July is designated as Smart Irrigation Month by the Irrigation Association. This month in California is when the rate of evapotranspiration – the use of water by plants and the loss of water from the soil – is highest. Consider reducing the area you have devoted to grass. It may be beautiful to look at, but less might just be more. There are several ways to accomplish this.

You might enlarge the space you have allowed around the base of trees, particularly all our drought-happy oaks. Cut away the sod and add it to your compost heap. Don’t plant these areas; just fill with your choice of mulch. This will focus the attention on the tree rather than on the bed beneath it.

How about enlarging the garden beds that are contiguous to the lawn? Lay out your garden hose to imagine another two feet or more of beds. If you’ve wanted to try some new low-growing perennials, this might be the time. Cut the new edge, lift the sod, turn over and chop, chop, chop. Let the old sod create compost, and by fall or next spring, it will be ready to plant. In the meantime you can be reading the catalogs and making your selections.

An excellent planning catalog that speaks to the conditions we have in the foothills is “High Country Gardens,” located in Santa Fe, New Mexico. Besides the enticing photographs, they offer good descriptions of plant growth habits and indicate which plants are deer and rabbit resistant, how much water they require, and whether the plant needs sun or shade. Call 800-925-9387. You can check out their website: http://www.highcountrygardens.com/ .

You could also create a new bed like an island within the lawn. Think green and low maintenance. Try planting a variety of shrubs with different colors and textures. Be sure all your selections require about the same amount of water and sun. You’ll be surprised what an interesting bed you will have created. The “look” will be quiet, serene, and even elegant— in contrast to your colorful beds elsewhere.

A more ambitious project would be to create a labyrinth within the lawn. Webster defines this word as a devious arrangement of linear patterns forming a design, and anything that is bewildering by its complexity. We envision a circular area, with paths that twist and turn leading eventually into the center and out again, the purpose being to allow slow meandering and meditating. Entering a labyrinth from the outside, you pad slowly along paths of tamped earth or decomposed granite, walking gently to and fro, in and out, until you reach the center…and then return. Think of it as a metaphor for life—we know not where our individual paths will lead.

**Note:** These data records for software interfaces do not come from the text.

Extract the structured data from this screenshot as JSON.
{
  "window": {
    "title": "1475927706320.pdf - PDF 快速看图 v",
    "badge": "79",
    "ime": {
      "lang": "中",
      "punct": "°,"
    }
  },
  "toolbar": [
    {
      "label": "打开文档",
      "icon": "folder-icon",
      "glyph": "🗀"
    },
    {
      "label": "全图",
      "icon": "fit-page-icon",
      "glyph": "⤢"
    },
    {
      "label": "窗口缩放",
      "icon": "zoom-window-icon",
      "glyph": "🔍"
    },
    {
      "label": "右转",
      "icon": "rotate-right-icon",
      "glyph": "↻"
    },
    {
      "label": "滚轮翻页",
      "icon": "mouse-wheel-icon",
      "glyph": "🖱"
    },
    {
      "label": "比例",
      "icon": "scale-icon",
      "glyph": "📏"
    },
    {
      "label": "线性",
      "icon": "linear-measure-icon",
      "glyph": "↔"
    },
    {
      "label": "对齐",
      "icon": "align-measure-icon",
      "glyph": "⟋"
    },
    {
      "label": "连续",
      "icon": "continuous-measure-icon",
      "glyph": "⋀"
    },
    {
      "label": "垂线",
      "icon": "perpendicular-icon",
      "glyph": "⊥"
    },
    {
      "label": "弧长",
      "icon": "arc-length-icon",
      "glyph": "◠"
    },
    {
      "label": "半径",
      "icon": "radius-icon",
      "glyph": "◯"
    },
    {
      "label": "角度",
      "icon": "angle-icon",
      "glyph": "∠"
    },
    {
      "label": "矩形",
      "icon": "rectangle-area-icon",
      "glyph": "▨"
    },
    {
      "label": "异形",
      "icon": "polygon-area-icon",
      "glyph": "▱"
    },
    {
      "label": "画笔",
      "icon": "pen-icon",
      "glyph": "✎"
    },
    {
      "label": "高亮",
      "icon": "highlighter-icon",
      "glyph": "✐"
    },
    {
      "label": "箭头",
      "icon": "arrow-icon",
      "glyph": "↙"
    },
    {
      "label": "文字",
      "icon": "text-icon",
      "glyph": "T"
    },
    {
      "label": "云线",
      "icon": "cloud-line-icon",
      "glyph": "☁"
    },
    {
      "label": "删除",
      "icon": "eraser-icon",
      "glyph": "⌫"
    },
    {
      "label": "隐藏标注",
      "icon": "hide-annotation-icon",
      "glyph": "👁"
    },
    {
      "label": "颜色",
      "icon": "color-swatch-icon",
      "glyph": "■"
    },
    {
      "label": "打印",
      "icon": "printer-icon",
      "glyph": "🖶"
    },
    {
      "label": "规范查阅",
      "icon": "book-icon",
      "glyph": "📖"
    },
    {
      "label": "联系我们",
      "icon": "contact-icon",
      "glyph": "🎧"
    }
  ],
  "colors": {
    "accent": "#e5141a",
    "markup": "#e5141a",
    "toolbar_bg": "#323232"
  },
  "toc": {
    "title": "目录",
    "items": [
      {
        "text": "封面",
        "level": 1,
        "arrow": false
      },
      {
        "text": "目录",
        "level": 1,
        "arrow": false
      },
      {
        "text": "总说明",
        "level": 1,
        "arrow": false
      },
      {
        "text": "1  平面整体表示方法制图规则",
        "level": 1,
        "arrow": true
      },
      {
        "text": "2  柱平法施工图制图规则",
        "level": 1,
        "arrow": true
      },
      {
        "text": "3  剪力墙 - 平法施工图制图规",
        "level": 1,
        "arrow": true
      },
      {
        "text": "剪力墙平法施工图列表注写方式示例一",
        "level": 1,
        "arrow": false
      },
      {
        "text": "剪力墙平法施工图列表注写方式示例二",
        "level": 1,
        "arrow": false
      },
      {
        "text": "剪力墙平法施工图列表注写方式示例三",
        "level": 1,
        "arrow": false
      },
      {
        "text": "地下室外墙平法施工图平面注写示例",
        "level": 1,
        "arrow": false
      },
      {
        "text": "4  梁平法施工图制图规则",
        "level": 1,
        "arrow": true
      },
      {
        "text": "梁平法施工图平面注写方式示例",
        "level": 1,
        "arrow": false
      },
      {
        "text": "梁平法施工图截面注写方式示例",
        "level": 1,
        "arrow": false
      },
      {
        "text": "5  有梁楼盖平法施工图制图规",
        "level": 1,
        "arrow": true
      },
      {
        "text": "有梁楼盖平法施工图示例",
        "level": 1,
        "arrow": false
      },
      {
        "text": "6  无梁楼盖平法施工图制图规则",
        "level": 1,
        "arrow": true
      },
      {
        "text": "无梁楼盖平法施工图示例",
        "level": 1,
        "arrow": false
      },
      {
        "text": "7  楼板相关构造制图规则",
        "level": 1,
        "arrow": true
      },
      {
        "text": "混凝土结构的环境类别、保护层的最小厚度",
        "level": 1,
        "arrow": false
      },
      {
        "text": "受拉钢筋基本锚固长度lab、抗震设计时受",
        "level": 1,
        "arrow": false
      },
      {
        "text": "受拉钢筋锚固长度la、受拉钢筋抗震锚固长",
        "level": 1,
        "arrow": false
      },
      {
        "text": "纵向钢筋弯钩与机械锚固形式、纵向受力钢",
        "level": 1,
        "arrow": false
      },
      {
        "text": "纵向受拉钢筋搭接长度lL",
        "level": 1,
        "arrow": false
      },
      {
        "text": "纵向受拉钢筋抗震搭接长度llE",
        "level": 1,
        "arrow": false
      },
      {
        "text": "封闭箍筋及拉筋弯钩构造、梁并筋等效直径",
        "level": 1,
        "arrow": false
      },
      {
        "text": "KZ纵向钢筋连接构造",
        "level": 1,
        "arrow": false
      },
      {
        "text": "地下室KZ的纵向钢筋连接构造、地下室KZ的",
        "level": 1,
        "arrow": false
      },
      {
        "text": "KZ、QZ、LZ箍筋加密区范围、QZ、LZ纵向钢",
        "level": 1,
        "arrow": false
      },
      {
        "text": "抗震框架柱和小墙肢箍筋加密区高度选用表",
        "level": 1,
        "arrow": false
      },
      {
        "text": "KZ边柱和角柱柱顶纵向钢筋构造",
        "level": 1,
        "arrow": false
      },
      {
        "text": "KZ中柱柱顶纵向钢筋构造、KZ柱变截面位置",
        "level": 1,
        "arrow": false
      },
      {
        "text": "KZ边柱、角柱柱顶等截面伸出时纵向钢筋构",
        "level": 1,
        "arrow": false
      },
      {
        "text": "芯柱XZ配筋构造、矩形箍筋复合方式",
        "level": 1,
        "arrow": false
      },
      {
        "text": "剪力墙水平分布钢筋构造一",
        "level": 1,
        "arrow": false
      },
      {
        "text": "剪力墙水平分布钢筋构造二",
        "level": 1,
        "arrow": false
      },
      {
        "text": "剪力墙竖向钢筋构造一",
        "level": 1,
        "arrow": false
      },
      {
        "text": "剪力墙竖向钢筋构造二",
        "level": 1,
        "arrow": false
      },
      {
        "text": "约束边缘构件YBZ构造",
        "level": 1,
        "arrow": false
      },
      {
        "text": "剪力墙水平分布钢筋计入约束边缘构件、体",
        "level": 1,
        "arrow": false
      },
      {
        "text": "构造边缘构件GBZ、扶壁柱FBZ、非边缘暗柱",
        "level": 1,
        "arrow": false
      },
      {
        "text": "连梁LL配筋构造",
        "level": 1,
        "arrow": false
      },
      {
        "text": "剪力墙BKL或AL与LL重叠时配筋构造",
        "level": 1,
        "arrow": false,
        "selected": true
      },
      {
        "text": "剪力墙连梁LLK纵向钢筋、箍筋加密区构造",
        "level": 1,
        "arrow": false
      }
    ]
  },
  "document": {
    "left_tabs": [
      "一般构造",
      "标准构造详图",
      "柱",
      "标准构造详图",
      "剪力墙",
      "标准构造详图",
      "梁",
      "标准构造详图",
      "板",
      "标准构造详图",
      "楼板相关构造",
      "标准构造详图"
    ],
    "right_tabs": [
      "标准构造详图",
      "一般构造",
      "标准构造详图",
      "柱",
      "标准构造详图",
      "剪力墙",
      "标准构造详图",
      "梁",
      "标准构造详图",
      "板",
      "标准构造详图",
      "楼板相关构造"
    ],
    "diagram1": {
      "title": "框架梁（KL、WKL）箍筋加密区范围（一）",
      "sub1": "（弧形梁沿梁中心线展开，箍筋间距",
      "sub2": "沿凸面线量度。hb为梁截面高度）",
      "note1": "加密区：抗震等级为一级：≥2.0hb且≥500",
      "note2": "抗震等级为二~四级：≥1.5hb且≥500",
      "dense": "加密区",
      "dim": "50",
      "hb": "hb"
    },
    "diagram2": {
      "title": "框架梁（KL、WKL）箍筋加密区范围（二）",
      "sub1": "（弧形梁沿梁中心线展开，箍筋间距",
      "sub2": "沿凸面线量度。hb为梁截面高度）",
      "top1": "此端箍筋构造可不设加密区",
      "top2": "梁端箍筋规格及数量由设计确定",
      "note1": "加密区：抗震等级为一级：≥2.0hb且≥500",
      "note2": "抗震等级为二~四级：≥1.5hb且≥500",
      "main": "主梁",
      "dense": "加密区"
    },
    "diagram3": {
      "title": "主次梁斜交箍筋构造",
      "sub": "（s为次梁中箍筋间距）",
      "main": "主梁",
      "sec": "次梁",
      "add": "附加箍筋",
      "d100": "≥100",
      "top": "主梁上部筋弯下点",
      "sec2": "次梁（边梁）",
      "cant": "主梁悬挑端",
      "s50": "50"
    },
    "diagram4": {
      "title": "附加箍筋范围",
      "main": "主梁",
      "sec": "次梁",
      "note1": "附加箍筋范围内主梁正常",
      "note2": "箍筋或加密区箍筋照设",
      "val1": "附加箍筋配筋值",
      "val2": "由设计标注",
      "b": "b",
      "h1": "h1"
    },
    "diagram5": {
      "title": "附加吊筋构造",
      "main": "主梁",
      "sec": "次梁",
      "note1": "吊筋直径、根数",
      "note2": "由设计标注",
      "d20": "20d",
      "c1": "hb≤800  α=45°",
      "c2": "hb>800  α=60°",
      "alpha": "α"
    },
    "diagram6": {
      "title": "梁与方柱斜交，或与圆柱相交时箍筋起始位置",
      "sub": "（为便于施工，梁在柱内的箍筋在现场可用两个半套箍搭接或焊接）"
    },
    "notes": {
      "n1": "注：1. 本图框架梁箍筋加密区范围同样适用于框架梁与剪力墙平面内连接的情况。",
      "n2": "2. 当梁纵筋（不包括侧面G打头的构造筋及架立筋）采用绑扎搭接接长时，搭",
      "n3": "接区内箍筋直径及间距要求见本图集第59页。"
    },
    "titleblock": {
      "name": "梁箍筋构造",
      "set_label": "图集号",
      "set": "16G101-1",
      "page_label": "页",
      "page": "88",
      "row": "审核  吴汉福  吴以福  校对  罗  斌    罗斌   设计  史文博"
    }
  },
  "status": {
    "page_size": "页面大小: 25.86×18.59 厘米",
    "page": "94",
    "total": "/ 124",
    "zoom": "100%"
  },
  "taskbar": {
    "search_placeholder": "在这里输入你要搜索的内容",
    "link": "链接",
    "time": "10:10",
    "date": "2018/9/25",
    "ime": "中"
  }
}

All of these suggestions will require some alterations in the irrigation system, if there is one. You’ll be delighted with a new feature in your garden, which will reduce your dependence upon water. And you’ll love your shrinking water bill. Check with the Department of Water Resources Lawn Rebate Program: http://www.water.ca.gov/turf/

Joan Bergsund was a University of California Cooperative Extension Master Gardener of Tuolumne County.